Writing at Townhall.com, Institute for Justice attorney Anthony Sanders argues that the Patient Protection and Affordable Care Act is not entitled to any deference from the courts:
Judges considering Obamacare challenges have clear directions from the Constitution but confused precedents from the Supreme Court. A properly engaged judge would recognize that when precedent is murky, but the Constitution is clear, the judge must side with the Constitution. To side with the government simply because it is the government—as far too many judges do today—is abdication, not judgment.
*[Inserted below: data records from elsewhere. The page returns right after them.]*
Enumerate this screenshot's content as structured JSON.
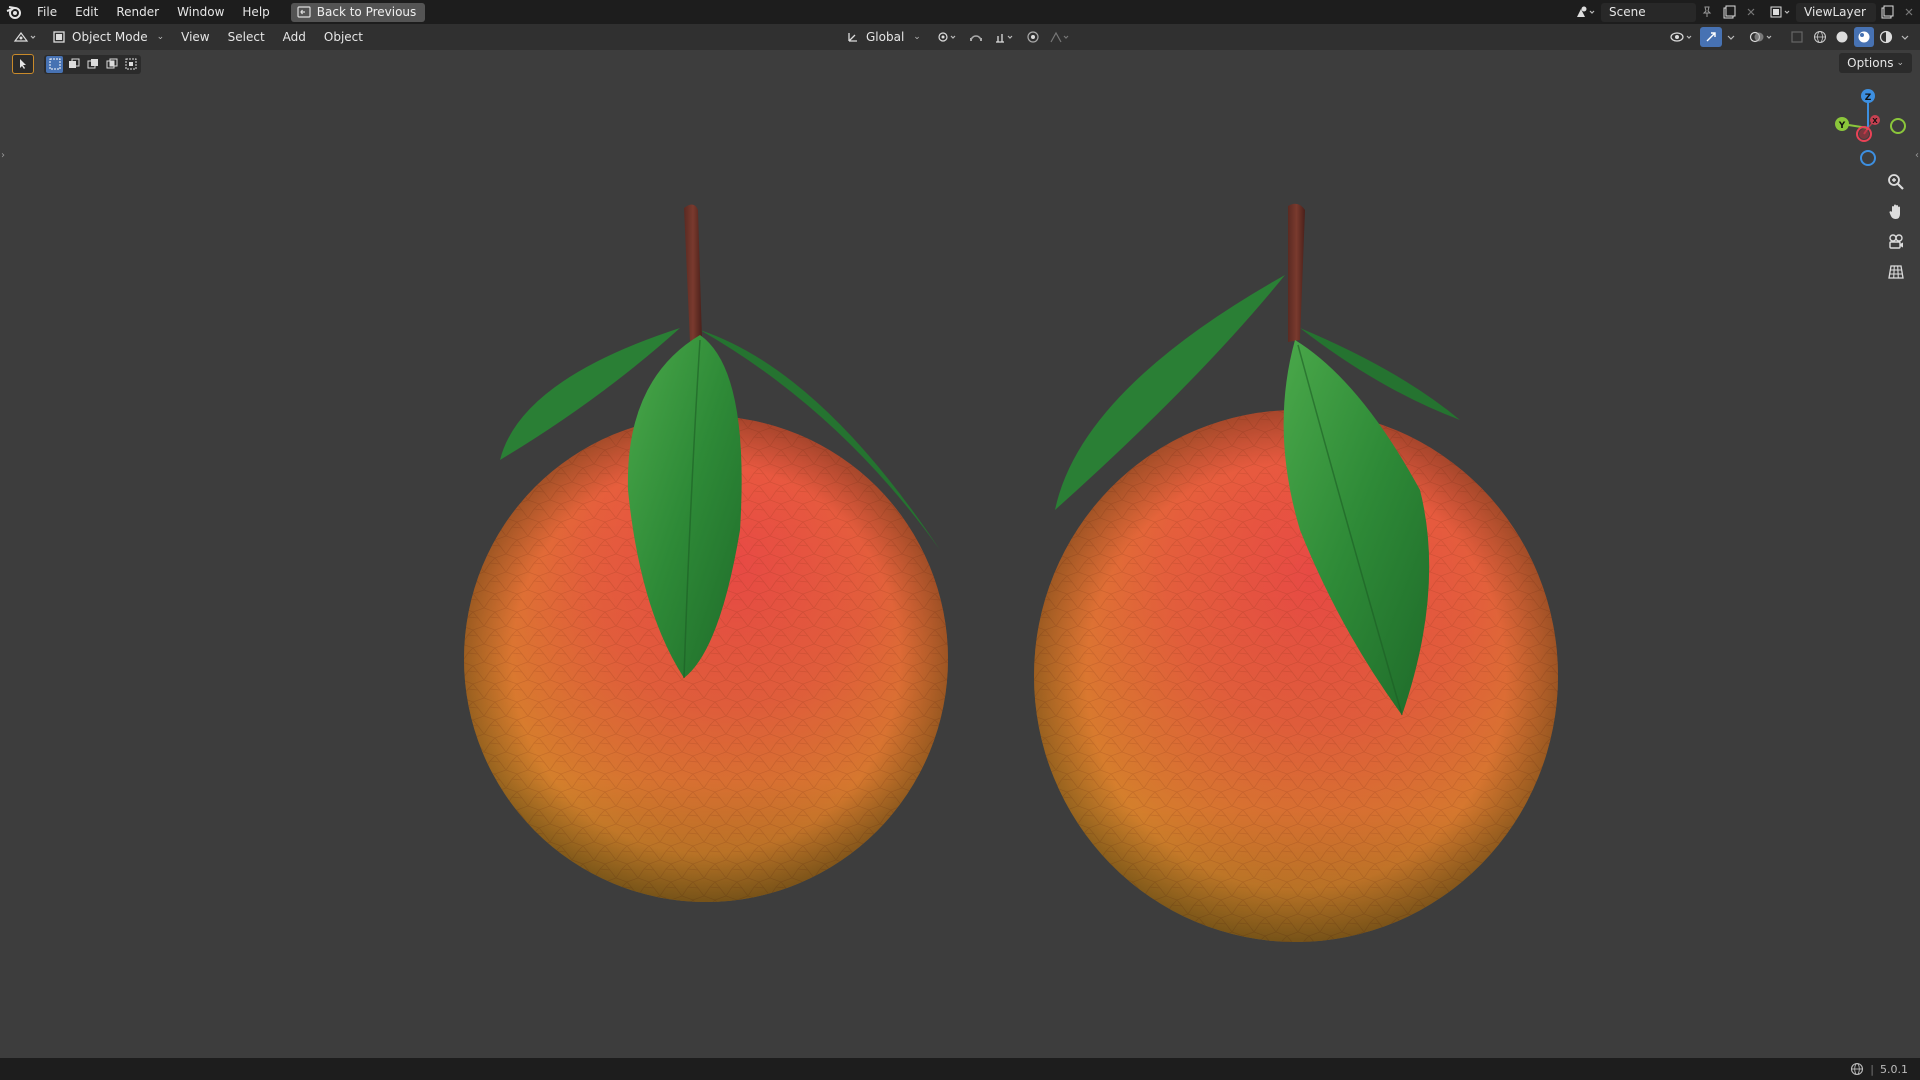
{
  "topbar": {
    "menus": [
      "File",
      "Edit",
      "Render",
      "Window",
      "Help"
    ],
    "back_label": "Back to Previous",
    "scene_name": "Scene",
    "viewlayer_name": "ViewLayer"
  },
  "header": {
    "mode_label": "Object Mode",
    "menus": [
      "View",
      "Select",
      "Add",
      "Object"
    ],
    "transform_orientation": "Global"
  },
  "viewport": {
    "options_label": "Options",
    "gizmo_axes": {
      "z": "Z",
      "y": "Y",
      "x": "X"
    }
  },
  "statusbar": {
    "version": "5.0.1"
  },
  "colors": {
    "accent": "#4772b3",
    "axis_x": "#e94256",
    "axis_y": "#8bc63b",
    "axis_z": "#3d8fe0"
  },
  "icons": [
    "blender-logo-icon",
    "editor-type-icon",
    "object-mode-icon",
    "transform-orientation-icon",
    "pivot-icon",
    "snap-icon",
    "proportional-icon",
    "visibility-icon",
    "gizmo-icon",
    "overlay-icon",
    "xray-icon",
    "wireframe-shading-icon",
    "solid-shading-icon",
    "material-shading-icon",
    "rendered-shading-icon",
    "zoom-icon",
    "pan-hand-icon",
    "camera-view-icon",
    "grid-ortho-icon",
    "network-icon"
  ]
}
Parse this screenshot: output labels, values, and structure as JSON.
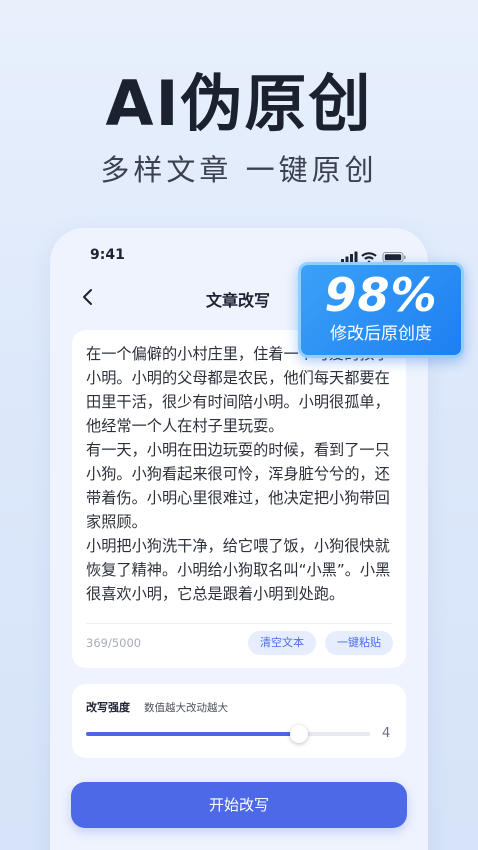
{
  "hero": {
    "title": "AI伪原创",
    "subtitle": "多样文章 一键原创"
  },
  "status_bar": {
    "time": "9:41",
    "icons": [
      "signal-icon",
      "wifi-icon",
      "battery-icon"
    ]
  },
  "nav": {
    "back_icon": "chevron-left-icon",
    "title": "文章改写"
  },
  "badge": {
    "value": "98%",
    "label": "修改后原创度"
  },
  "article": {
    "text": "在一个偏僻的小村庄里，住着一个可爱的孩子小明。小明的父母都是农民，他们每天都要在田里干活，很少有时间陪小明。小明很孤单，他经常一个人在村子里玩耍。\n有一天，小明在田边玩耍的时候，看到了一只小狗。小狗看起来很可怜，浑身脏兮兮的，还带着伤。小明心里很难过，他决定把小狗带回家照顾。\n小明把小狗洗干净，给它喂了饭，小狗很快就恢复了精神。小明给小狗取名叫“小黑”。小黑很喜欢小明，它总是跟着小明到处跑。",
    "char_count": "369/5000",
    "clear_label": "清空文本",
    "paste_label": "一键粘贴"
  },
  "strength": {
    "label": "改写强度",
    "hint": "数值越大改动越大",
    "value": "4",
    "level_fraction": 0.75
  },
  "start_button": {
    "label": "开始改写"
  },
  "colors": {
    "accent": "#4d69e8",
    "badge": "#1d7ff2",
    "background": "#e3ecfb"
  }
}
Government will always push to expand its powers beyond what the Constitution authorizes. The framers understood this and believed the judiciary would be, in James Madison's words, "an impenetrable bulwark against every assumption of power in the Legislative or Executive." Whether the Supreme Court will fulfill that duty when it considers Obamacare—where the unconstitutionality of the law at issue could scarcely be clearer—will be the difference between judicial engagement and judicial abdication.